▸ **Dataset records**:

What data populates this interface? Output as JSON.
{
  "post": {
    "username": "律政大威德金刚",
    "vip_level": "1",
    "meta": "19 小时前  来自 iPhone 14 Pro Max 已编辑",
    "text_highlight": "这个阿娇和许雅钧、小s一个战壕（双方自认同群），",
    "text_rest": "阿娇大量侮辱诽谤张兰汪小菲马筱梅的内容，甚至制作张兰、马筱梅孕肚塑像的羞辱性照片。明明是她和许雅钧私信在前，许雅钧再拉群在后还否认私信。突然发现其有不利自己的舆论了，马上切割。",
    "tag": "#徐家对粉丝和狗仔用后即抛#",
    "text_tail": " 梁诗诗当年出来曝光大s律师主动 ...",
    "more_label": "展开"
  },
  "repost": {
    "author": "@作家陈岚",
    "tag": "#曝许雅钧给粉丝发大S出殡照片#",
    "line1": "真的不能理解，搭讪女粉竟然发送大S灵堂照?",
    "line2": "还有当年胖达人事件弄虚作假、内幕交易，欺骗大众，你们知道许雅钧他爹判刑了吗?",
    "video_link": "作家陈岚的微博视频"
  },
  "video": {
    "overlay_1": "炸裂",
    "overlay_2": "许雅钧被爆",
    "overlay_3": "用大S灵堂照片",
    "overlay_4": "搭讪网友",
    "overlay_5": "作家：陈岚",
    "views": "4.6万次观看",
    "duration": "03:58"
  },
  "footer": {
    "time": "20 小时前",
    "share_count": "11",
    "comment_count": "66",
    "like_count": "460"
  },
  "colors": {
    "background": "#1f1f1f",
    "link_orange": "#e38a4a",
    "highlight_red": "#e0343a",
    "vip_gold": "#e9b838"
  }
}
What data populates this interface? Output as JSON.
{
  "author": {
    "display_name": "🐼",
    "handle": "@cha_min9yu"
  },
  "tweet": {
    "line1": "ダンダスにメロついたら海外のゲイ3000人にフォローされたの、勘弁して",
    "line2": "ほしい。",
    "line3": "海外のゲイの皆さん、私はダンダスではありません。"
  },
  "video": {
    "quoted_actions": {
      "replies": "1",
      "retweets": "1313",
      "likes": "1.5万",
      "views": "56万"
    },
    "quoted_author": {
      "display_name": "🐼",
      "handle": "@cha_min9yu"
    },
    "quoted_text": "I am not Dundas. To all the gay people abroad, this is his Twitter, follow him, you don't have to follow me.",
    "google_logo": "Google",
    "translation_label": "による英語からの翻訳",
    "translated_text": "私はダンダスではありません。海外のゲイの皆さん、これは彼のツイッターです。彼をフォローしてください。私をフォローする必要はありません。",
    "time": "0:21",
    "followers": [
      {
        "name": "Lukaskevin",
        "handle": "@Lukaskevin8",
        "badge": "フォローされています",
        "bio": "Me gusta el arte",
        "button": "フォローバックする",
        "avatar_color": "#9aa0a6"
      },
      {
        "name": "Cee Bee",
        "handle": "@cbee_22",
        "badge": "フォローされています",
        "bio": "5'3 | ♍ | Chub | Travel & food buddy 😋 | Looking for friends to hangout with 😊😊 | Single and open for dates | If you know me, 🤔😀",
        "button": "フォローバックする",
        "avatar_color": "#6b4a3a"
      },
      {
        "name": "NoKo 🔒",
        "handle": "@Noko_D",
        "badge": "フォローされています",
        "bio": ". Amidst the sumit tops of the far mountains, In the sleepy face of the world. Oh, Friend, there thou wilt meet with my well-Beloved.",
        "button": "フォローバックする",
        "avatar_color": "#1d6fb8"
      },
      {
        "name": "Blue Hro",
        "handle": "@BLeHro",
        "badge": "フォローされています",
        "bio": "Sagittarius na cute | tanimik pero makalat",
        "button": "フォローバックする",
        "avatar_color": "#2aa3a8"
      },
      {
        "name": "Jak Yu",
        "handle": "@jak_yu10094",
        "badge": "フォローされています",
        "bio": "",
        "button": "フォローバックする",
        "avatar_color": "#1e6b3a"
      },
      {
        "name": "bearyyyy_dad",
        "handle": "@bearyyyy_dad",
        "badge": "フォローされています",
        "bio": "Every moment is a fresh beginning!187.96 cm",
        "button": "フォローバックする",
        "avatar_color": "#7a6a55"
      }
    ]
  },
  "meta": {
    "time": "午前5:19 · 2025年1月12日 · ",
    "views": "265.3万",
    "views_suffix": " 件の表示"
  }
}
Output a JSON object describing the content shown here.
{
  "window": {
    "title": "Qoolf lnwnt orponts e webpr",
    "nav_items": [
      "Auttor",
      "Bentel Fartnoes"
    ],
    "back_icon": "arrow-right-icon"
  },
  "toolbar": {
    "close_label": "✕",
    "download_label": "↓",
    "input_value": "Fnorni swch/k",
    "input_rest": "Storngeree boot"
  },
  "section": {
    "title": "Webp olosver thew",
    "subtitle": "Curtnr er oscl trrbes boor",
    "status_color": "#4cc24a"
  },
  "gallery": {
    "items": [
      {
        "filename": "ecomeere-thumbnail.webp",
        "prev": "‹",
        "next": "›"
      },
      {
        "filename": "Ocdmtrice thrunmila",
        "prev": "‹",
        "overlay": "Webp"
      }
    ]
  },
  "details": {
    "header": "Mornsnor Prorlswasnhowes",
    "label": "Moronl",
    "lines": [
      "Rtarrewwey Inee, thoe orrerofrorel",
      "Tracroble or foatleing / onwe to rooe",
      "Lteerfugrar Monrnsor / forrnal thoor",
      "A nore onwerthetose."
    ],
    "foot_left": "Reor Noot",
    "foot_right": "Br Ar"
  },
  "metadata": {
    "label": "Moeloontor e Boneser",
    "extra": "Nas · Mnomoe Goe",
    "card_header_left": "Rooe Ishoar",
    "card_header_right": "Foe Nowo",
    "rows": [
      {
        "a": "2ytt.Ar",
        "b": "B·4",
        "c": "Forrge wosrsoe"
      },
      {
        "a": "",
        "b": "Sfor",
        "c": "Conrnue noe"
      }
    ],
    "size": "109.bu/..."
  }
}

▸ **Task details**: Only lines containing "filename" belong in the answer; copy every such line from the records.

▸ **Response area**:
        "filename": "ecomeere-thumbnail.webp",
        "filename": "Ocdmtrice thrunmila",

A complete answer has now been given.